We then engaged Dr. Michael Reichert and Dr. Sharon Ravitch to conduct action research, a reflective and collaborative approach to problem solving. Drawing on our initial findings, Drs. Reichert and Ravitch generated key curricular themes that would most resonate with boys and meet their developmental needs. From these themes we created a draft program and field-tested it with groups of 8th and 9th grade boys at 14 sites. This process allowed us to evaluate how the boys responded to the curriculum while using their feedback to revise the program and to create the framework of the seven principles outlined in this report.

Informed by this research and development process, Moving Traditions has crafted a comprehensive initiative to help both formal and informal Jewish educators better serve Jewish teenage boys:

• A Conceptual Framework. The seven lessons and seven principles for
more effective Jewish education described in Parts I and II of this report
outline in a concise, organized fashion all we have learned through a
rigorous process of listening, action research, program experimentation,
and evaluation.

• A Marketing Toolkit. Part III of this report includes a set of resources
produced in concert with the marketing firm AMP, outlining best
practices for more successfully reaching Jewish teenage boys.

• A Program Curriculum. Suitable for stand-alone use or for incorporation
into any number of settings and programs, The Brotherhood is a new,
boys-only program developed and tested by Moving Traditions with the
input of 8th and 9th grade boys. A sample of this eight-session
curriculum is included as Part IV.

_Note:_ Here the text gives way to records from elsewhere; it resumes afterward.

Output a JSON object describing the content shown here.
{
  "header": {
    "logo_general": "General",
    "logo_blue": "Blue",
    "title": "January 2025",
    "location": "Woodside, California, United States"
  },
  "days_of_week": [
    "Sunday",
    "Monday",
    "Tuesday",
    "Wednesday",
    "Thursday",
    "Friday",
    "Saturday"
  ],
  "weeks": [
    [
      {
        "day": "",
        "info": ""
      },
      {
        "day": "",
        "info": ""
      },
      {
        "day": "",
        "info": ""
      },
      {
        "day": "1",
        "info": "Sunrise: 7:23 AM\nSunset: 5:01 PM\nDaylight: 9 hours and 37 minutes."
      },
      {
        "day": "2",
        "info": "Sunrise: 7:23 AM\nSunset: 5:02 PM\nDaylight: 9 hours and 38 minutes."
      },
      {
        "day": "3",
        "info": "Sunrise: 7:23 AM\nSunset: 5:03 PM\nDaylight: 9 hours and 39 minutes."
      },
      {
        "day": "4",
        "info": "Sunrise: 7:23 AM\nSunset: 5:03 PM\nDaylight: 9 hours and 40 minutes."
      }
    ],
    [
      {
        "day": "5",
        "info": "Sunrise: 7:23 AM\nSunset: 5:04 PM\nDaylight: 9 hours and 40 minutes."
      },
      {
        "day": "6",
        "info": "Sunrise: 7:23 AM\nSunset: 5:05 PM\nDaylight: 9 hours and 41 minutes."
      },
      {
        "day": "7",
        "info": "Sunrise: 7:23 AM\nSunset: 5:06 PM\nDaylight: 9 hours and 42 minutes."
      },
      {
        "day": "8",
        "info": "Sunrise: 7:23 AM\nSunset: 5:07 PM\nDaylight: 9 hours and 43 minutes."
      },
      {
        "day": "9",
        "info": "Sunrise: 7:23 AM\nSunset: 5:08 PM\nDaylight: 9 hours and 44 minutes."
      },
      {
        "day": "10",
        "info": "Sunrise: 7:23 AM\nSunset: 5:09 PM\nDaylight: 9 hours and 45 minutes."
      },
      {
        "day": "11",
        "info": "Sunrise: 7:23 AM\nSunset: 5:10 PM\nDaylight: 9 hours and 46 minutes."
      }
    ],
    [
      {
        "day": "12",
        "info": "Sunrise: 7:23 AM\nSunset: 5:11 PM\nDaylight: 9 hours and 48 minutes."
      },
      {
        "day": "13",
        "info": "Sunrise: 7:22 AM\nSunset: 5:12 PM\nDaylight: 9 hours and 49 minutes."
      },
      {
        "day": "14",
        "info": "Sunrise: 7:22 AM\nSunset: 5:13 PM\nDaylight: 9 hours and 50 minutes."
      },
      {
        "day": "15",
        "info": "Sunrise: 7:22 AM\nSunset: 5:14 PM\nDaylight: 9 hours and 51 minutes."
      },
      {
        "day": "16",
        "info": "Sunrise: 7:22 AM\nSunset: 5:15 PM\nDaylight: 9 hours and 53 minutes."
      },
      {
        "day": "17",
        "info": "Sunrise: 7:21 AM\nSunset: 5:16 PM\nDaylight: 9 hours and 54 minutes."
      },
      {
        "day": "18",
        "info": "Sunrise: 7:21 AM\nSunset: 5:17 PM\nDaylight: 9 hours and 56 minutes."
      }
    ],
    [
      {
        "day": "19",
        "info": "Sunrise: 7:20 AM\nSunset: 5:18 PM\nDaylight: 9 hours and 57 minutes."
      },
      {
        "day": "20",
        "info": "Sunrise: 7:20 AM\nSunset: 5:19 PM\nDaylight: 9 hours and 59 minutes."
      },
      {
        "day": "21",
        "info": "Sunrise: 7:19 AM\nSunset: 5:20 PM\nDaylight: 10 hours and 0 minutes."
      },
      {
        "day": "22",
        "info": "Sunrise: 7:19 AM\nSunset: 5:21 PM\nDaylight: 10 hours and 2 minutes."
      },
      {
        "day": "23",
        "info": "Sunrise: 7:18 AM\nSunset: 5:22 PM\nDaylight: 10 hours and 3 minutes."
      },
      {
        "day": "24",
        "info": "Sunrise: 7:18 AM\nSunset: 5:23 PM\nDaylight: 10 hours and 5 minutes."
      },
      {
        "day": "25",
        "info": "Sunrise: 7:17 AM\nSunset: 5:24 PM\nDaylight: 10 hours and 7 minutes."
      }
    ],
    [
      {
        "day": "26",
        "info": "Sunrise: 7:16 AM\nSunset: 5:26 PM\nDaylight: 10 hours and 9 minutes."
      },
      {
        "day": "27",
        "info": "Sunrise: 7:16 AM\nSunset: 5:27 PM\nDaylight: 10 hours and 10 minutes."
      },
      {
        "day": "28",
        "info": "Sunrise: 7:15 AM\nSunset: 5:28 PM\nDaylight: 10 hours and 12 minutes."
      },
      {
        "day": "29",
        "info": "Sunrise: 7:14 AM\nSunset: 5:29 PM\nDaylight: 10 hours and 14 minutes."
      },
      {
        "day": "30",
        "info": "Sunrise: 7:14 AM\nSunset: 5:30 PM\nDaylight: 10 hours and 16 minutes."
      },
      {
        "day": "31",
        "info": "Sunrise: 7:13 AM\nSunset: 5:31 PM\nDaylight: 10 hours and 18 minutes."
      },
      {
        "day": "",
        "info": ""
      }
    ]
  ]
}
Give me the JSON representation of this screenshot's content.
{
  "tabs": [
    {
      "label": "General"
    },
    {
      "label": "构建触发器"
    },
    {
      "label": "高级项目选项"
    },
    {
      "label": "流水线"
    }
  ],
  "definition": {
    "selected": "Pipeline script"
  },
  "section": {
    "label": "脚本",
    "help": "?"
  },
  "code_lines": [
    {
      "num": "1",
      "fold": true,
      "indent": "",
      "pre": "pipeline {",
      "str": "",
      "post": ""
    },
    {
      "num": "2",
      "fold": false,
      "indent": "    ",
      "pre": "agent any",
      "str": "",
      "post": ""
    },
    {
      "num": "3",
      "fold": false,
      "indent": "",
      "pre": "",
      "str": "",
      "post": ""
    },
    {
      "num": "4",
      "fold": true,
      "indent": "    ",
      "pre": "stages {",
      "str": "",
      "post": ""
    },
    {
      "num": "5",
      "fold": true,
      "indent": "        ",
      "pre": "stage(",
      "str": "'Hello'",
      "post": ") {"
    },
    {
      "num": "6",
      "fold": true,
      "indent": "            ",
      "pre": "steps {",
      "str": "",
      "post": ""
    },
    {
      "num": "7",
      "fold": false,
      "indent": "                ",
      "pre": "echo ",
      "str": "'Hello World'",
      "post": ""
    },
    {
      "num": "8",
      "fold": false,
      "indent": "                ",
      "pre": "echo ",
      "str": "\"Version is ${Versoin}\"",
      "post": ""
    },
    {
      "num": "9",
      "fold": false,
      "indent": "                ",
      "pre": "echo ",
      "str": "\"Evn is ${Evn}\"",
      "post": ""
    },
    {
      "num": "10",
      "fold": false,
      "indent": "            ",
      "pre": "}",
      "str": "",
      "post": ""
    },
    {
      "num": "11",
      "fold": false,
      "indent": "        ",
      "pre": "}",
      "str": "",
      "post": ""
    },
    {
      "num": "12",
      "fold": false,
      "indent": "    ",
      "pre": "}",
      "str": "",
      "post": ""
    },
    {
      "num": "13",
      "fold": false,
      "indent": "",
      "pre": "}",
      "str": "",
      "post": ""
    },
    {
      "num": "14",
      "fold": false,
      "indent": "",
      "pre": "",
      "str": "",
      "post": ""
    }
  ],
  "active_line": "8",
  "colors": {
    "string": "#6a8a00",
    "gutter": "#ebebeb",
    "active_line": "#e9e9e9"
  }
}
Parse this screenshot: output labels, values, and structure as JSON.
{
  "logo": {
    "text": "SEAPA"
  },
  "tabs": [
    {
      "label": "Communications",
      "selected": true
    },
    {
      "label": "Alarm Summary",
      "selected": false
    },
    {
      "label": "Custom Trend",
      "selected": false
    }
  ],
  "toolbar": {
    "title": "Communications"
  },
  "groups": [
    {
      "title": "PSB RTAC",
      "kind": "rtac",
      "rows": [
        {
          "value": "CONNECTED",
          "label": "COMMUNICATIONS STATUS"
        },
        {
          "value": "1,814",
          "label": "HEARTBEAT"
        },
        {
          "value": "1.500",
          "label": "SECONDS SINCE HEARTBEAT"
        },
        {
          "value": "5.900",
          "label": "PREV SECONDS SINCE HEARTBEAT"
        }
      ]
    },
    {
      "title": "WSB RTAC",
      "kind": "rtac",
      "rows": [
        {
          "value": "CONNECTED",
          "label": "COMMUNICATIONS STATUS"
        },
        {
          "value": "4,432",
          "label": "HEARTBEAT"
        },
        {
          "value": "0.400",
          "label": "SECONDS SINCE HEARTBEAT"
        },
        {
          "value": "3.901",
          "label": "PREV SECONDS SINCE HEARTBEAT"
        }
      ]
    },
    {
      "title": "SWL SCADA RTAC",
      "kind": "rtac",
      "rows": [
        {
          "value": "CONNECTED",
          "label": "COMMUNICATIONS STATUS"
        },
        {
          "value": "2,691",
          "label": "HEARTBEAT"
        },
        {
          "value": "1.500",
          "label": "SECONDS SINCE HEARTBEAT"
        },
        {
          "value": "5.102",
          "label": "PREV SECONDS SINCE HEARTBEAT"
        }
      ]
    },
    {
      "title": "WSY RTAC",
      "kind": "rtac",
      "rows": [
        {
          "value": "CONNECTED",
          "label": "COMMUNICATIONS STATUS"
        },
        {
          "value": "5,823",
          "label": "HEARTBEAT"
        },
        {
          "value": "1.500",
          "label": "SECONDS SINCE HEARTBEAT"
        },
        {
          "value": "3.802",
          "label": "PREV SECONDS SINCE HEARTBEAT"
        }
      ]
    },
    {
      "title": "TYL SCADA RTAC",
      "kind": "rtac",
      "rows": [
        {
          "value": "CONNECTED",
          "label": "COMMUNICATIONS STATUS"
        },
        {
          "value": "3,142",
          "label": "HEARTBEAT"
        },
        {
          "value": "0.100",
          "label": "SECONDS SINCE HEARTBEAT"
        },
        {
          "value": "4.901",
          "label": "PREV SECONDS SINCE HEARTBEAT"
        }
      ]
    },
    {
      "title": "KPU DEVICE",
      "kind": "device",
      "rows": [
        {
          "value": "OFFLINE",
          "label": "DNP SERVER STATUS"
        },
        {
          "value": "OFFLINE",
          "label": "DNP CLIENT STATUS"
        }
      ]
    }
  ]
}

• A Path to Implementation. Moving Traditions offers professional
development and training to prepare Jewish educators to implement the
seven principles in their work with Jewish teenage boys. The report’s
conclusion, “A Call to Partnership,” describes these opportunities.

Some of the findings in the following pages might seem familiar or obvious, validating and confirming what you already know and do. Other insights may seem surprising and offer inspiration for transforming educational  methods or crafting new initiatives. Moving Traditions’ ultimate aim is to energize and inspire Jewish communities throughout North America to
renew our educational commitment to the precious young men in our lives. In this regard, it is fitting that we draw inspiration from the perspectives and ideas of the boys themselves.

We look forward to working in partnership with you. Together we can help teenage boys grow into self-aware Jewish men, building healthy individuals and our Jewish future.
Sally Gottesman                          Deborah S. Meyer
Board Chair                                 Executive Director

To read this study in its entirety, click here.